**YOUR INSTRUCTIONS**
Return the lines below that contain "structured".
——
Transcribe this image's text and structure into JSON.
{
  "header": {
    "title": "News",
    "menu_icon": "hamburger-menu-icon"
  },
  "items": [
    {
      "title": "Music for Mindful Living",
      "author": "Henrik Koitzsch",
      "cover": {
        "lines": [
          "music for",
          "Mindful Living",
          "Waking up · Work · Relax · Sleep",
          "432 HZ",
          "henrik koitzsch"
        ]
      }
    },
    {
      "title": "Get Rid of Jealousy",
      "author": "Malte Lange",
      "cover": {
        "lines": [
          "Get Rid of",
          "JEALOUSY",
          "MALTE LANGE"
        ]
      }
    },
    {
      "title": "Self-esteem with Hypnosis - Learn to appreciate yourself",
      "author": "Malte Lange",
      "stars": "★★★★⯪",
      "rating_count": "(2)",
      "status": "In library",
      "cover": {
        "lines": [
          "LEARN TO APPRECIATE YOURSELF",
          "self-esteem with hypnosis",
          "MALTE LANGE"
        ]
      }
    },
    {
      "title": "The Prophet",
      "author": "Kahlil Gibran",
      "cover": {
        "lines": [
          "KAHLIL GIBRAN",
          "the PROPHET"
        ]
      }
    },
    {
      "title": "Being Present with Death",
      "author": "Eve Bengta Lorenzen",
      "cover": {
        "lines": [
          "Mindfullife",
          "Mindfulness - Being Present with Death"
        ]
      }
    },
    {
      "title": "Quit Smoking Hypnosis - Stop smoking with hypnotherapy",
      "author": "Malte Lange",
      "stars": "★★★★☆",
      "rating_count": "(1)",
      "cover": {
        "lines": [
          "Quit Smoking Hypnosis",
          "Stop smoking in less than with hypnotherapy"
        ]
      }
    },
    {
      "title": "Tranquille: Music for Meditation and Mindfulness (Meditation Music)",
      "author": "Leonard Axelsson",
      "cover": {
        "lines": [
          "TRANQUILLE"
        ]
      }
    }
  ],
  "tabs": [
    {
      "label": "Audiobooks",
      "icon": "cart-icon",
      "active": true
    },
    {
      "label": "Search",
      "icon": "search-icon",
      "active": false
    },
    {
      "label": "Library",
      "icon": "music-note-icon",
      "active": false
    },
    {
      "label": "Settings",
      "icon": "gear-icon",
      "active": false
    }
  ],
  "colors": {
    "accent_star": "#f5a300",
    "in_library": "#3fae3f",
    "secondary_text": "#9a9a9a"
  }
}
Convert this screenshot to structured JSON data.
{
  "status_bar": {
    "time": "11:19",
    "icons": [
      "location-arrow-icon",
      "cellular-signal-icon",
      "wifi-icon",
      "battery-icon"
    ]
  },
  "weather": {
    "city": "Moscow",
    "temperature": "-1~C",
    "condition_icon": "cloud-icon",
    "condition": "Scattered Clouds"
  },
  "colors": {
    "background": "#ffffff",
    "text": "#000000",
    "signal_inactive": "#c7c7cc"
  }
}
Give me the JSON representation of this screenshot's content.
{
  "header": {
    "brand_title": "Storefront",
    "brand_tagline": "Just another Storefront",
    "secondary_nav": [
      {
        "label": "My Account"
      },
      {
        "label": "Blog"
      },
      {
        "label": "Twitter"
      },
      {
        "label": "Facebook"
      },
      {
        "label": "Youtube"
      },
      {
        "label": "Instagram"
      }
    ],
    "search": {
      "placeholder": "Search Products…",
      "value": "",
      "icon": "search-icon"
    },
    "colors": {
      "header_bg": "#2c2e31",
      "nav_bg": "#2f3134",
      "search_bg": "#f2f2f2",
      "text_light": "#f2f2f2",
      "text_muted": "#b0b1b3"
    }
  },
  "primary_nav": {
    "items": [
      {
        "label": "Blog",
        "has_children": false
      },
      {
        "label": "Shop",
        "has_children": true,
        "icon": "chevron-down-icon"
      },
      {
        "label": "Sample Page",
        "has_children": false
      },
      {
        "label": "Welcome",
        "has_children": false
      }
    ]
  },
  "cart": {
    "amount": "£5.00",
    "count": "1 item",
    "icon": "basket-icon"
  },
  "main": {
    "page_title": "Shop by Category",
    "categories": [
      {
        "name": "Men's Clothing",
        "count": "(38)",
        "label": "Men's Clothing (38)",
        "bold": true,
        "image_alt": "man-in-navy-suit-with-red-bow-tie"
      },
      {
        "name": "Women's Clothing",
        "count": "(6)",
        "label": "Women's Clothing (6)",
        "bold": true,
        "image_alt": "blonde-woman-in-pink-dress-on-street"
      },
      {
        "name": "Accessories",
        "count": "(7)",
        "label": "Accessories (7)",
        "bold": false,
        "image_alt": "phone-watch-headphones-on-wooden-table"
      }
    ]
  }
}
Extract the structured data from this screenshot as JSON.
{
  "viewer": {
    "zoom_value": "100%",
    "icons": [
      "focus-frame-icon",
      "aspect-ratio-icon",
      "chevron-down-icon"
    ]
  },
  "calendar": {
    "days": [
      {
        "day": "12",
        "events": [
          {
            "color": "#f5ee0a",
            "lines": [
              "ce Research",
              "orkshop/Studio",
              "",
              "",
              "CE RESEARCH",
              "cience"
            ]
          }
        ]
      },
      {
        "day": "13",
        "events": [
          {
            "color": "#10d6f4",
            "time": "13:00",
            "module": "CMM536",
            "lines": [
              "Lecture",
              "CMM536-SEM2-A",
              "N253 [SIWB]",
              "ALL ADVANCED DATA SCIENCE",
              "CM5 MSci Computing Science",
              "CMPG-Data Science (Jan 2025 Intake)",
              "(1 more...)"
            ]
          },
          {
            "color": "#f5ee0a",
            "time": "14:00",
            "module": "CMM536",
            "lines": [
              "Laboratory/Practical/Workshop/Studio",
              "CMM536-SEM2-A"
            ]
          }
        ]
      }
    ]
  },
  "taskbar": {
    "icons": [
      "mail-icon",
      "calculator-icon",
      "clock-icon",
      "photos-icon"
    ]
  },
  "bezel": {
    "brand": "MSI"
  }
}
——
**EXPECTED ANSWER**
Convert this screenshot to structured JSON data.
Extract the structured data from this screenshot as JSON.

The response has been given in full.